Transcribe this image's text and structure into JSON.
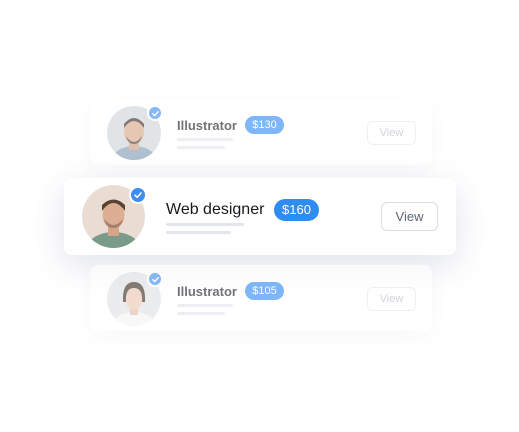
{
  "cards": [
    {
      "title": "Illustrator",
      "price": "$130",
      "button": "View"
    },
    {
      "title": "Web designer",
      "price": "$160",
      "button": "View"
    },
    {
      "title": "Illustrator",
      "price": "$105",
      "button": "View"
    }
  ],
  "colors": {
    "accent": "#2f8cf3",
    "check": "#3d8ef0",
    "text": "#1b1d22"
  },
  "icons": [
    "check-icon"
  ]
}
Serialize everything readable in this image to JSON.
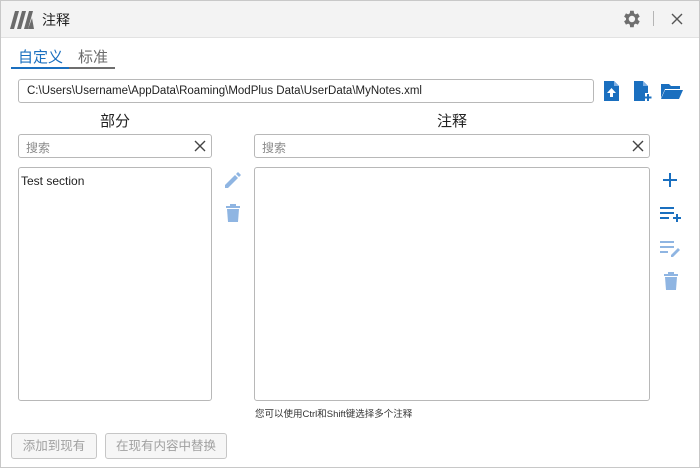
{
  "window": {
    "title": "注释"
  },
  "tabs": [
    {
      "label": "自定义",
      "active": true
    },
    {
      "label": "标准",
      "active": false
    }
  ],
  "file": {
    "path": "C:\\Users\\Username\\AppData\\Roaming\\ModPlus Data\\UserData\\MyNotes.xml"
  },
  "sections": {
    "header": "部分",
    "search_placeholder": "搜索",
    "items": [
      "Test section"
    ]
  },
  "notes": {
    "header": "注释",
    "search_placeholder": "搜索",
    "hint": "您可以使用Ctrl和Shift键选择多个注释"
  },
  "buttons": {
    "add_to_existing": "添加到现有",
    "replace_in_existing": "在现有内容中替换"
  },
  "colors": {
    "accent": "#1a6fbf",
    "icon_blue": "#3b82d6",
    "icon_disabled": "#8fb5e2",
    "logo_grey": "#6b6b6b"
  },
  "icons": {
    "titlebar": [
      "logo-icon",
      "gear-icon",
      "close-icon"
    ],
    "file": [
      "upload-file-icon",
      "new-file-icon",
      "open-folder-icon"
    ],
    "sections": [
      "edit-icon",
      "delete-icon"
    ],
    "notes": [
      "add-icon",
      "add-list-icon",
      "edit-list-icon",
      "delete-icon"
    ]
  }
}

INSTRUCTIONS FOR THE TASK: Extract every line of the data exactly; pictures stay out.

EXERCISE RESPONSE:
Transcribe this image's text and structure into JSON.
{
  "cards": [
    {
      "title": "Illustrator",
      "price": "$130",
      "button": "View"
    },
    {
      "title": "Web designer",
      "price": "$160",
      "button": "View"
    },
    {
      "title": "Illustrator",
      "price": "$105",
      "button": "View"
    }
  ],
  "colors": {
    "accent": "#2f8cf3",
    "check": "#3d8ef0",
    "text": "#1b1d22"
  },
  "icons": [
    "check-icon"
  ]
}
Serialize everything readable in this image to JSON.
{
  "window": {
    "title": "注释"
  },
  "tabs": [
    {
      "label": "自定义",
      "active": true
    },
    {
      "label": "标准",
      "active": false
    }
  ],
  "file": {
    "path": "C:\\Users\\Username\\AppData\\Roaming\\ModPlus Data\\UserData\\MyNotes.xml"
  },
  "sections": {
    "header": "部分",
    "search_placeholder": "搜索",
    "items": [
      "Test section"
    ]
  },
  "notes": {
    "header": "注释",
    "search_placeholder": "搜索",
    "hint": "您可以使用Ctrl和Shift键选择多个注释"
  },
  "buttons": {
    "add_to_existing": "添加到现有",
    "replace_in_existing": "在现有内容中替换"
  },
  "colors": {
    "accent": "#1a6fbf",
    "icon_blue": "#3b82d6",
    "icon_disabled": "#8fb5e2",
    "logo_grey": "#6b6b6b"
  },
  "icons": {
    "titlebar": [
      "logo-icon",
      "gear-icon",
      "close-icon"
    ],
    "file": [
      "upload-file-icon",
      "new-file-icon",
      "open-folder-icon"
    ],
    "sections": [
      "edit-icon",
      "delete-icon"
    ],
    "notes": [
      "add-icon",
      "add-list-icon",
      "edit-list-icon",
      "delete-icon"
    ]
  }
}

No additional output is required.